WORK TO COMPLETE:
Where the word "Dining" shows up in the entries below, please copy the whole line.

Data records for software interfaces
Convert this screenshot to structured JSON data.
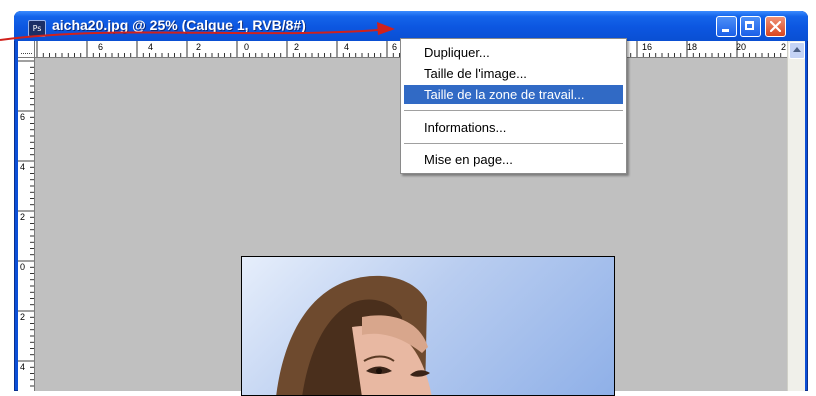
{
  "window": {
    "title": "aicha20.jpg @ 25% (Calque 1, RVB/8#)",
    "app_icon_text": "Ps",
    "frame_color": "#0b4fd6",
    "close_color": "#d9461f"
  },
  "rulers": {
    "horizontal_labels": [
      "6",
      "4",
      "2",
      "0",
      "2",
      "4",
      "6",
      "16",
      "18",
      "20",
      "2"
    ],
    "vertical_labels": [
      "6",
      "4",
      "2",
      "0",
      "2",
      "4"
    ]
  },
  "context_menu": {
    "items": [
      {
        "label": "Dupliquer..."
      },
      {
        "label": "Taille de l'image..."
      },
      {
        "label": "Taille de la zone de travail..."
      },
      {
        "label": "Informations..."
      },
      {
        "label": "Mise en page..."
      }
    ],
    "selected_index": 2,
    "highlight_color": "#316ac5"
  },
  "annotation": {
    "arrow_color": "#d0211c"
  },
  "colors": {
    "workspace": "#c0c0c0"
  }
}
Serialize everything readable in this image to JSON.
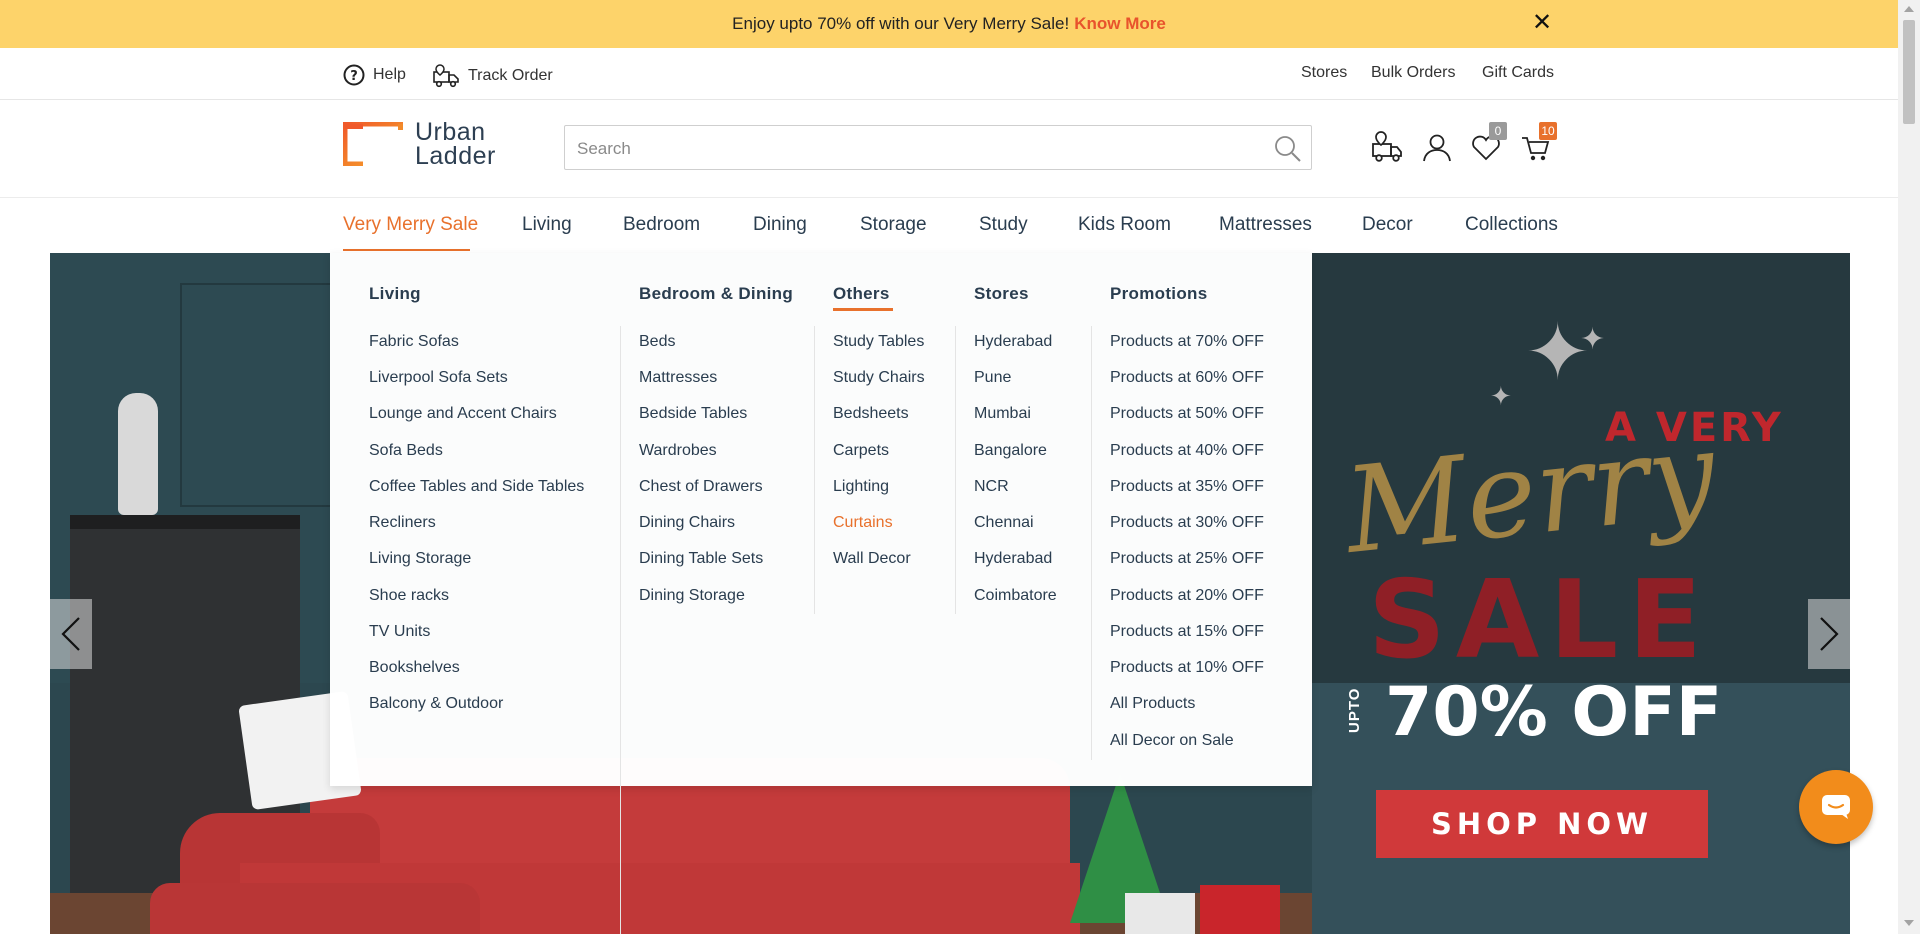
{
  "promo_bar": {
    "text": "Enjoy upto 70% off with our Very Merry Sale!",
    "link": "Know More",
    "close_glyph": "✕"
  },
  "utility": {
    "help": "Help",
    "track_order": "Track Order",
    "stores": "Stores",
    "bulk_orders": "Bulk Orders",
    "gift_cards": "Gift Cards"
  },
  "header": {
    "logo_line1": "Urban",
    "logo_line2": "Ladder",
    "search_placeholder": "Search",
    "wishlist_count": "0",
    "cart_count": "10",
    "icons": [
      "track-order-icon",
      "user-icon",
      "heart-icon",
      "cart-icon",
      "search-icon"
    ]
  },
  "nav": {
    "items": [
      "Very Merry Sale",
      "Living",
      "Bedroom",
      "Dining",
      "Storage",
      "Study",
      "Kids Room",
      "Mattresses",
      "Decor",
      "Collections"
    ],
    "active": "Very Merry Sale"
  },
  "mega_menu": {
    "columns": [
      {
        "heading": "Living",
        "items": [
          "Fabric Sofas",
          "Liverpool Sofa Sets",
          "Lounge and Accent Chairs",
          "Sofa Beds",
          "Coffee Tables and Side Tables",
          "Recliners",
          "Living Storage",
          "Shoe racks",
          "TV Units",
          "Bookshelves",
          "Balcony & Outdoor"
        ]
      },
      {
        "heading": "Bedroom & Dining",
        "items": [
          "Beds",
          "Mattresses",
          "Bedside Tables",
          "Wardrobes",
          "Chest of Drawers",
          "Dining Chairs",
          "Dining Table Sets",
          "Dining Storage"
        ]
      },
      {
        "heading": "Others",
        "items": [
          "Study Tables",
          "Study Chairs",
          "Bedsheets",
          "Carpets",
          "Lighting",
          "Curtains",
          "Wall Decor"
        ]
      },
      {
        "heading": "Stores",
        "items": [
          "Hyderabad",
          "Pune",
          "Mumbai",
          "Bangalore",
          "NCR",
          "Chennai",
          "Hyderabad",
          "Coimbatore"
        ]
      },
      {
        "heading": "Promotions",
        "items": [
          "Products at 70% OFF",
          "Products at 60% OFF",
          "Products at 50% OFF",
          "Products at 40% OFF",
          "Products at 35% OFF",
          "Products at 30% OFF",
          "Products at 25% OFF",
          "Products at 20% OFF",
          "Products at 15% OFF",
          "Products at 10% OFF",
          "All Products",
          "All Decor on Sale"
        ]
      }
    ],
    "highlighted_item": "Curtains"
  },
  "hero": {
    "line1": "A VERY",
    "line2": "Merry",
    "line3": "SALE",
    "upto": "UPTO",
    "discount": "70% OFF",
    "cta": "SHOP NOW"
  },
  "colors": {
    "promo_bg": "#fdd36a",
    "accent": "#e8712c",
    "text": "#2a3d4f",
    "cta": "#d0393a",
    "chat": "#f28c1b"
  }
}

RESPONSE BELOW:
      "Dining",
        "heading": "Bedroom & Dining",
          "Dining Chairs",
          "Dining Table Sets",
          "Dining Storage"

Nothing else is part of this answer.